(Dataset rows for apps and sites)

————

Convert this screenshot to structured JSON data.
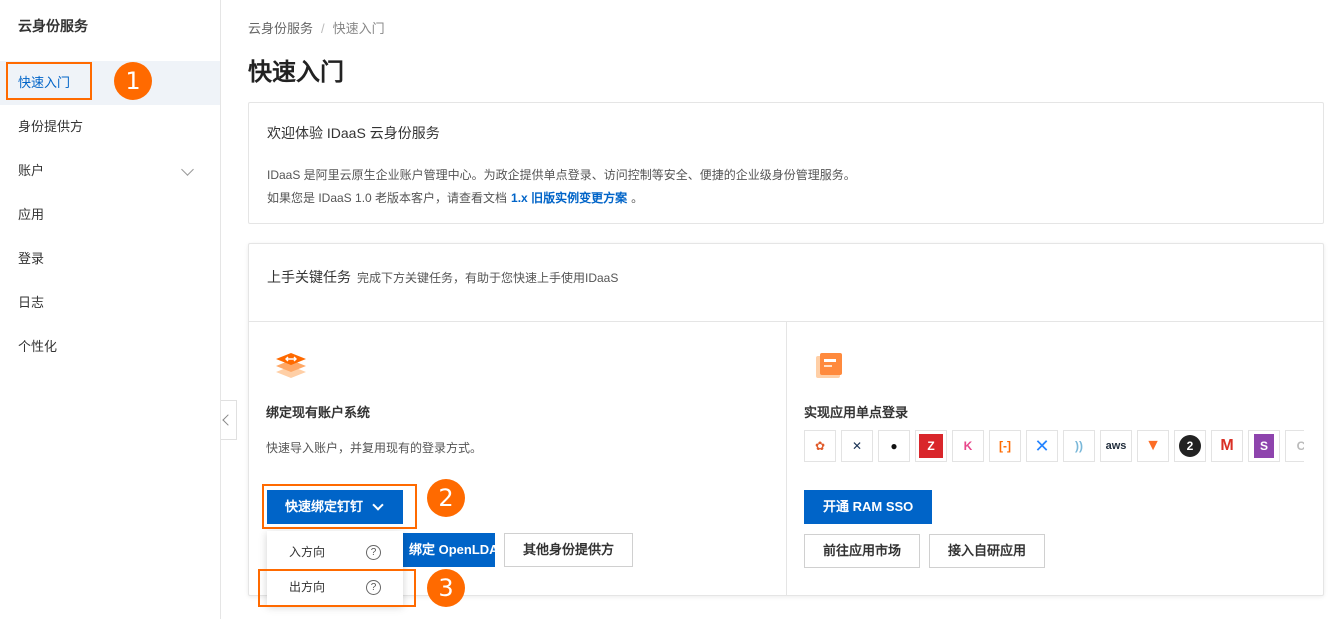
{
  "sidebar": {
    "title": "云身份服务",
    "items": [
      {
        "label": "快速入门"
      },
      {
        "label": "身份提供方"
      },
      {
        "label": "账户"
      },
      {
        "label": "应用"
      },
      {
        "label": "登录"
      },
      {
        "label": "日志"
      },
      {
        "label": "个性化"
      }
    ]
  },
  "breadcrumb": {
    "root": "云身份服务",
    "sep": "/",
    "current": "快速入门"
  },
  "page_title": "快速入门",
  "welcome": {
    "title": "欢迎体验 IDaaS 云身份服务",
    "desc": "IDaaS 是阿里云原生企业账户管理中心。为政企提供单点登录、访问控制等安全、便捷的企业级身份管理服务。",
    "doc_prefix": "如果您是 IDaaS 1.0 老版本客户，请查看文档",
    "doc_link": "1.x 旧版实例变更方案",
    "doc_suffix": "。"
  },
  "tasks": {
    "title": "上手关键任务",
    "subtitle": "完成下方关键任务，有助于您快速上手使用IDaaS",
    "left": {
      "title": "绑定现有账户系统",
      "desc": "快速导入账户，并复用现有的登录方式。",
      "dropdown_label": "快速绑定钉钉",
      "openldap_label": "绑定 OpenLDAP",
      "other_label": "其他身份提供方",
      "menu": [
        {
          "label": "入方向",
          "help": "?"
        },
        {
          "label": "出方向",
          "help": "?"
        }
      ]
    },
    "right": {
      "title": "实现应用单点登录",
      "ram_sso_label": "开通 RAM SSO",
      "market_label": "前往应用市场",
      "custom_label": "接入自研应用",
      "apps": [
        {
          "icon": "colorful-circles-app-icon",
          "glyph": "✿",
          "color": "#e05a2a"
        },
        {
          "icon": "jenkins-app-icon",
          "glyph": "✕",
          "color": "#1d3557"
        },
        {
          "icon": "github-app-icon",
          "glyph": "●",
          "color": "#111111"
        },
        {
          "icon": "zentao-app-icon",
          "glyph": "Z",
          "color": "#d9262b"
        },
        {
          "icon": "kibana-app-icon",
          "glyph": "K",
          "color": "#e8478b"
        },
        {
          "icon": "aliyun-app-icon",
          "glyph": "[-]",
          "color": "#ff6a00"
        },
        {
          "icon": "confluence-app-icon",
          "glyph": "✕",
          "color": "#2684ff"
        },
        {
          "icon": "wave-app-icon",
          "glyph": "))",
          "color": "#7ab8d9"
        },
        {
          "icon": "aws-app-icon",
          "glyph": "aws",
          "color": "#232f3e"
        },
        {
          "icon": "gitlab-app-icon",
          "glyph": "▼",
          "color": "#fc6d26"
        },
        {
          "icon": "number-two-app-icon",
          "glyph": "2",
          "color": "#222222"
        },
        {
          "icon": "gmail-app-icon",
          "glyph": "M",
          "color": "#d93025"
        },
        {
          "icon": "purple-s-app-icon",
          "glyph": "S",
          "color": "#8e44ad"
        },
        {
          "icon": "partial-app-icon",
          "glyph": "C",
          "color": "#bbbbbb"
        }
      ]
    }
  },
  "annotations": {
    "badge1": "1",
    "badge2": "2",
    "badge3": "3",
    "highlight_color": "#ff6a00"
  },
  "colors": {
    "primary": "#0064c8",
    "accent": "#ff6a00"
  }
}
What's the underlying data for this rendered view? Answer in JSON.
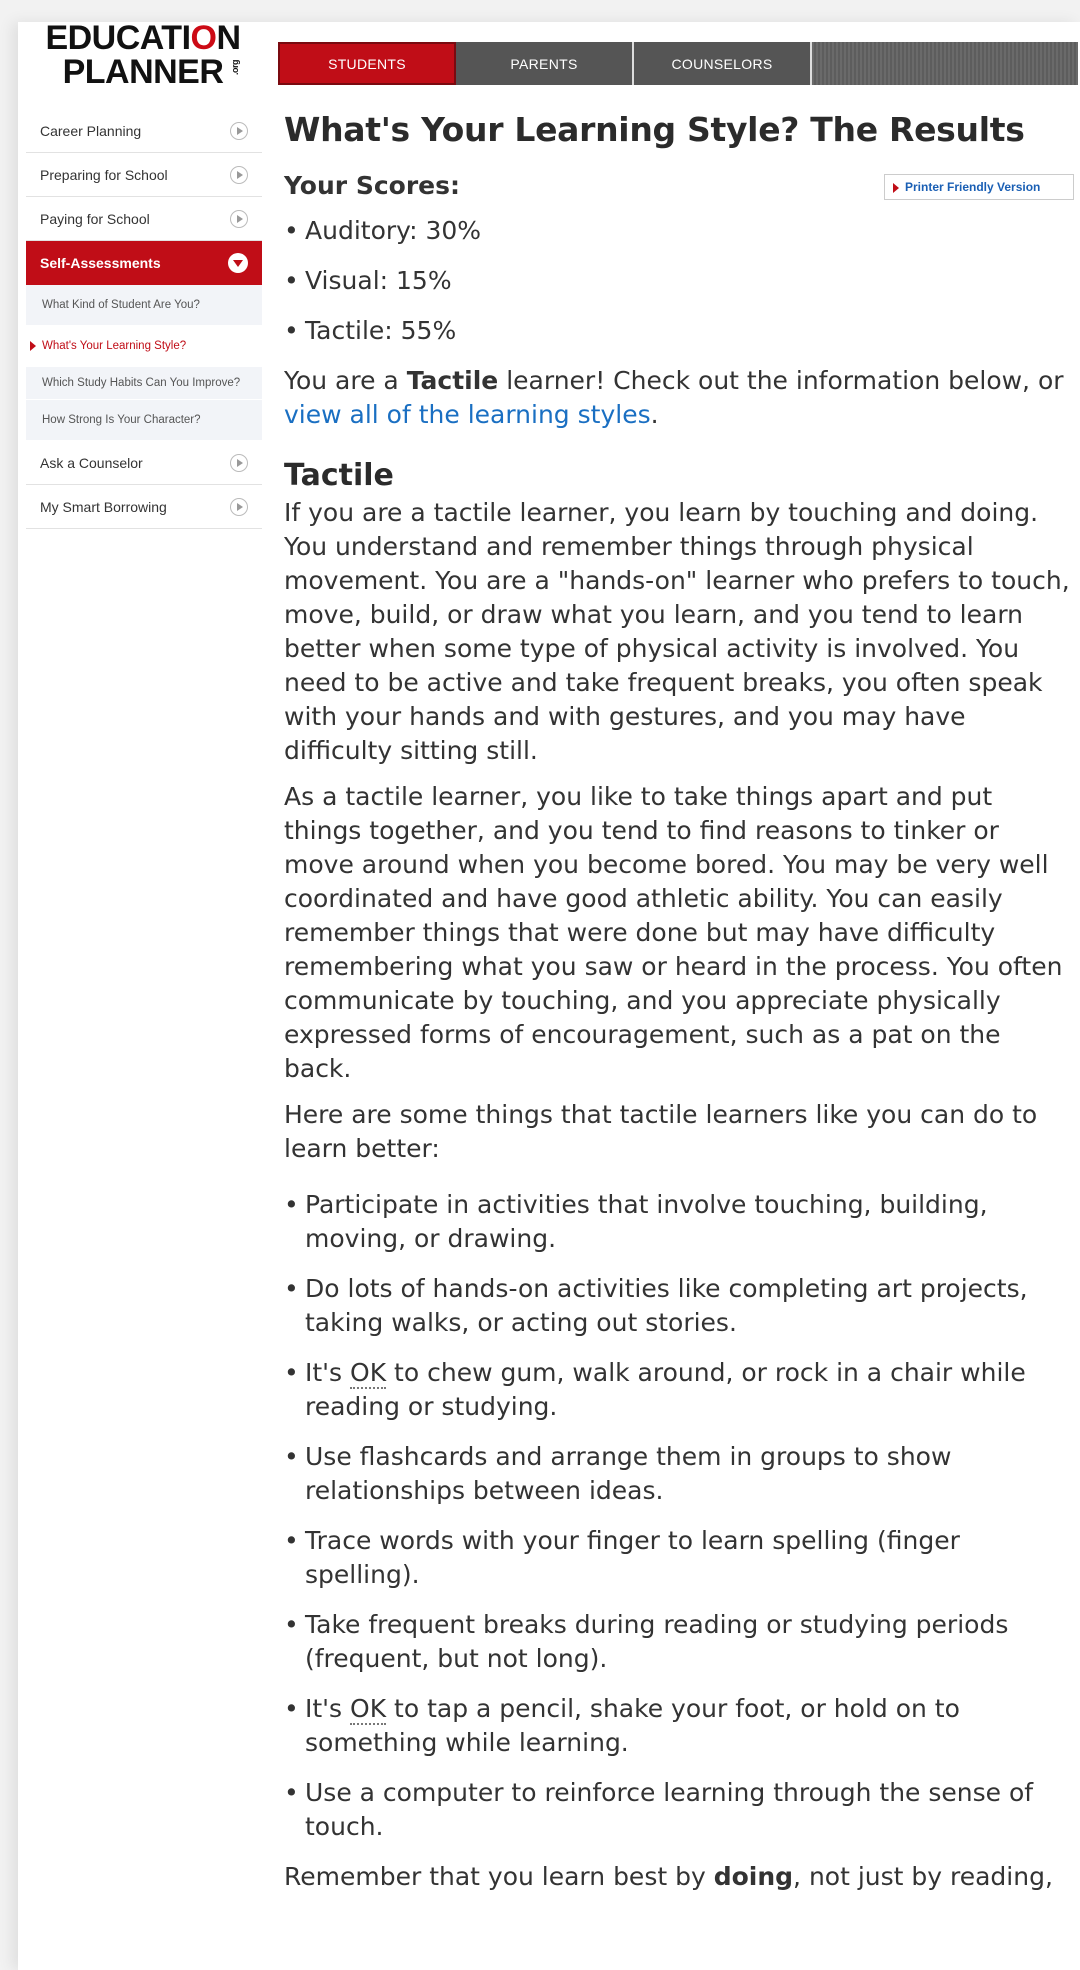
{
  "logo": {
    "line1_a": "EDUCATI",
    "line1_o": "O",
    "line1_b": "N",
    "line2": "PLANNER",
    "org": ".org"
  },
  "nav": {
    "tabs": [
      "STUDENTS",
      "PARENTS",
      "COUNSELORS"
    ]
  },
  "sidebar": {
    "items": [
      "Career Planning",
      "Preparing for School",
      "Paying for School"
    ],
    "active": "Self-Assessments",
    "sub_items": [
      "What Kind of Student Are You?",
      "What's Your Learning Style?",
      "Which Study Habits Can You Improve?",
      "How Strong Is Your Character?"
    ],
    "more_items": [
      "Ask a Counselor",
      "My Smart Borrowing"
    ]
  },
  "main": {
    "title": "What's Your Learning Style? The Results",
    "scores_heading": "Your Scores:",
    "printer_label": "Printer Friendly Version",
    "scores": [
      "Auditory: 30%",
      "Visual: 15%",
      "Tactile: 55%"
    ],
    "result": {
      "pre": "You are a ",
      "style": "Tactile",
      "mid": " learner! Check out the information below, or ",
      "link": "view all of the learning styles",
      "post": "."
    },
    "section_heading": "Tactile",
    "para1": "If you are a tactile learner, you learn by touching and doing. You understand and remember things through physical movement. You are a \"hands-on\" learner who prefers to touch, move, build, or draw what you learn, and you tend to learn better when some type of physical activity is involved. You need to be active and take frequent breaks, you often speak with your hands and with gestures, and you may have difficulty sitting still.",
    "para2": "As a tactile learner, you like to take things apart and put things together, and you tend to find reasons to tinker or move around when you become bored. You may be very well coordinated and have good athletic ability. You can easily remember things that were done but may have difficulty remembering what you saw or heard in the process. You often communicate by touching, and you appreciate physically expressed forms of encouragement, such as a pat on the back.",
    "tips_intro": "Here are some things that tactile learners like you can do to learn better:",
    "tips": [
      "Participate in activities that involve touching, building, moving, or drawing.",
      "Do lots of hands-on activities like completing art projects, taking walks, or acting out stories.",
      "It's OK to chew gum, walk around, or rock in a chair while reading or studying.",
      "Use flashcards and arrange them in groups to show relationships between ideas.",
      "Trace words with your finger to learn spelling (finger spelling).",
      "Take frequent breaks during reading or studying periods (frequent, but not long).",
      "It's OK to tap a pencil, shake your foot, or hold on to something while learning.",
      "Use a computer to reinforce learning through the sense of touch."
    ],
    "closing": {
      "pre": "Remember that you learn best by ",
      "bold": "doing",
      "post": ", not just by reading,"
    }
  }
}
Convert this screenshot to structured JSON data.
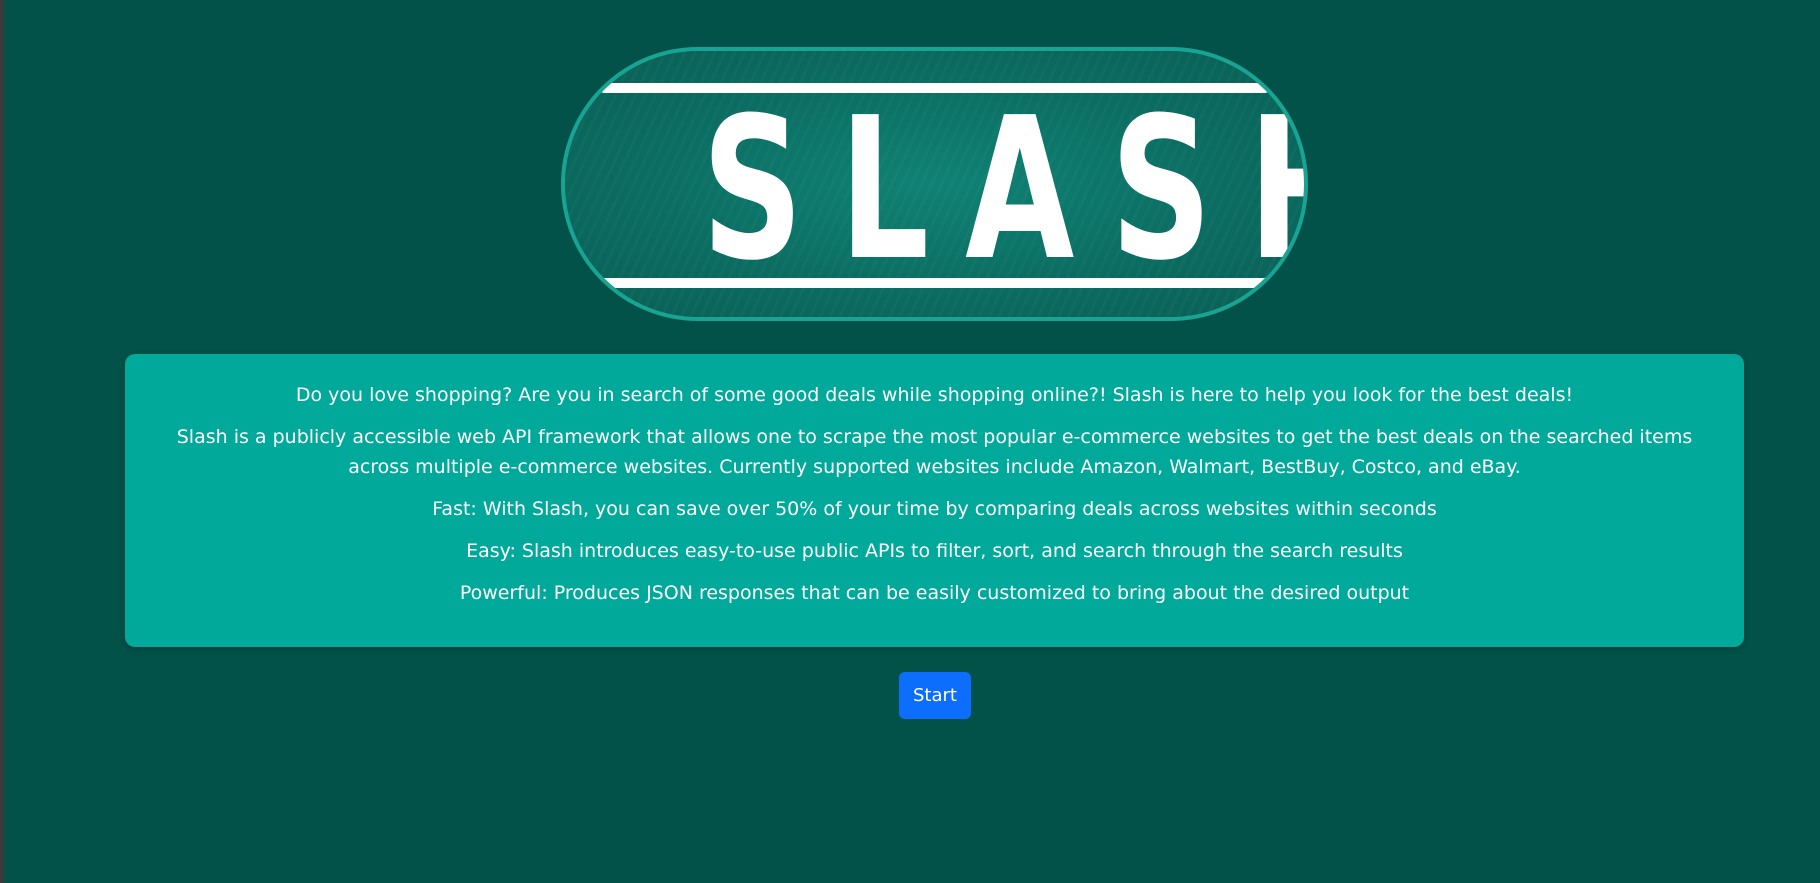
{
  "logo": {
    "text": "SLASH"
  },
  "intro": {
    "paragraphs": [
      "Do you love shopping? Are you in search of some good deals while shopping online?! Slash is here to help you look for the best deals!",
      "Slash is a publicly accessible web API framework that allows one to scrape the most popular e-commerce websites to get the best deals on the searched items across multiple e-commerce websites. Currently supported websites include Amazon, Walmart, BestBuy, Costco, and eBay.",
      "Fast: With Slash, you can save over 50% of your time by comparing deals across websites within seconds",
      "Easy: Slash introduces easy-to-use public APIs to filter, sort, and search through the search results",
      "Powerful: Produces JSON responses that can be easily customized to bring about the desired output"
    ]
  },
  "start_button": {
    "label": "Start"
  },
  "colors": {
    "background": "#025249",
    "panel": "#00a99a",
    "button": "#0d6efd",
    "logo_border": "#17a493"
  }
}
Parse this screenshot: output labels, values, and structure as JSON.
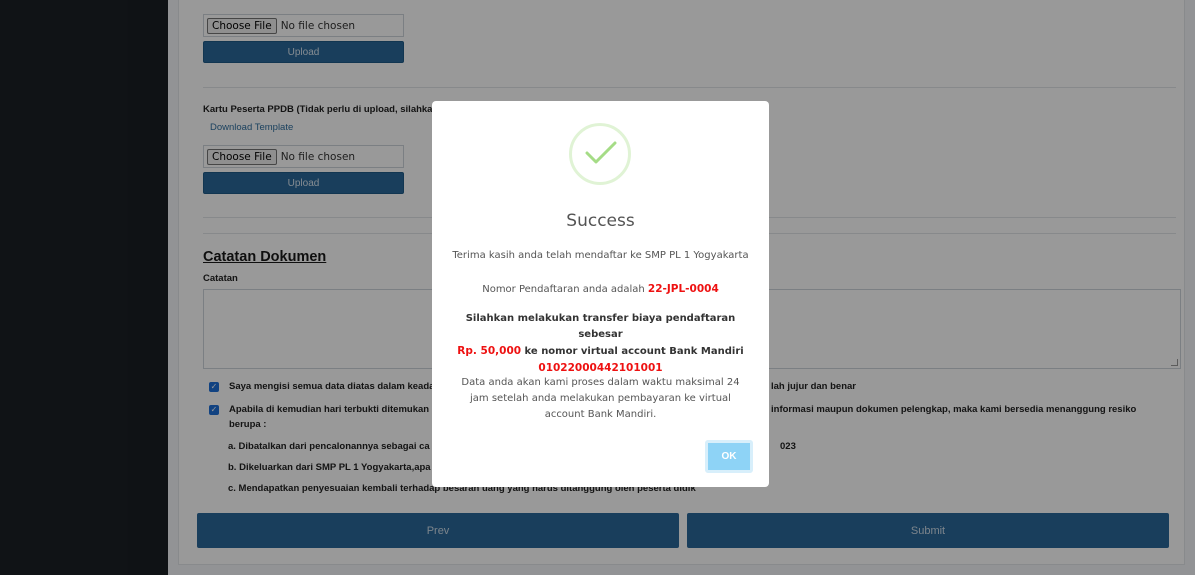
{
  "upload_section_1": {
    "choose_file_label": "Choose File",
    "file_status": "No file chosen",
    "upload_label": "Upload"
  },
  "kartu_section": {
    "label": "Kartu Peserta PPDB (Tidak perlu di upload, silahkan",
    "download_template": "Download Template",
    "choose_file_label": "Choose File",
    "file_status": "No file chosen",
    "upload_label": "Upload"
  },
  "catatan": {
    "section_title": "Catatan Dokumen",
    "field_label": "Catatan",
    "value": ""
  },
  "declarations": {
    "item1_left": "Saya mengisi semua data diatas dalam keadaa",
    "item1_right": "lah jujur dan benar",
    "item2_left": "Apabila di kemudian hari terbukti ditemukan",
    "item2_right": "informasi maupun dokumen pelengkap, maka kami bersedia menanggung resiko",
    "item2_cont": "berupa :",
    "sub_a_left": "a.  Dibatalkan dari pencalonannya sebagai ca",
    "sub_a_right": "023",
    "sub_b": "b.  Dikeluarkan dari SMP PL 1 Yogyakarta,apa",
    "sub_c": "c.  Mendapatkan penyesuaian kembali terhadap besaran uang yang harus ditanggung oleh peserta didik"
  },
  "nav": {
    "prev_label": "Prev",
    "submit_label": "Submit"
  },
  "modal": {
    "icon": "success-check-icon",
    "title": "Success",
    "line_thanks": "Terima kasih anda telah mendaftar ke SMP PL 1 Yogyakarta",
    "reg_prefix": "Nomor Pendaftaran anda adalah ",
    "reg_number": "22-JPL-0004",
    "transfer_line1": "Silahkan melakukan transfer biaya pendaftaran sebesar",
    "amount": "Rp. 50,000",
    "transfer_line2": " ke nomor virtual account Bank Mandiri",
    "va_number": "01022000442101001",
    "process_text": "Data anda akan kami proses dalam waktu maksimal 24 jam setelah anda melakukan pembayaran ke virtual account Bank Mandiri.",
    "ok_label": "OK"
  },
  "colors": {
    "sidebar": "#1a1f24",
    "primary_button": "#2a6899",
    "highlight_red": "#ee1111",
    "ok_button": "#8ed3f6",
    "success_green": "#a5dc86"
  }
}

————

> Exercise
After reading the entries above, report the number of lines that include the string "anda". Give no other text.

> Result for this exercise
3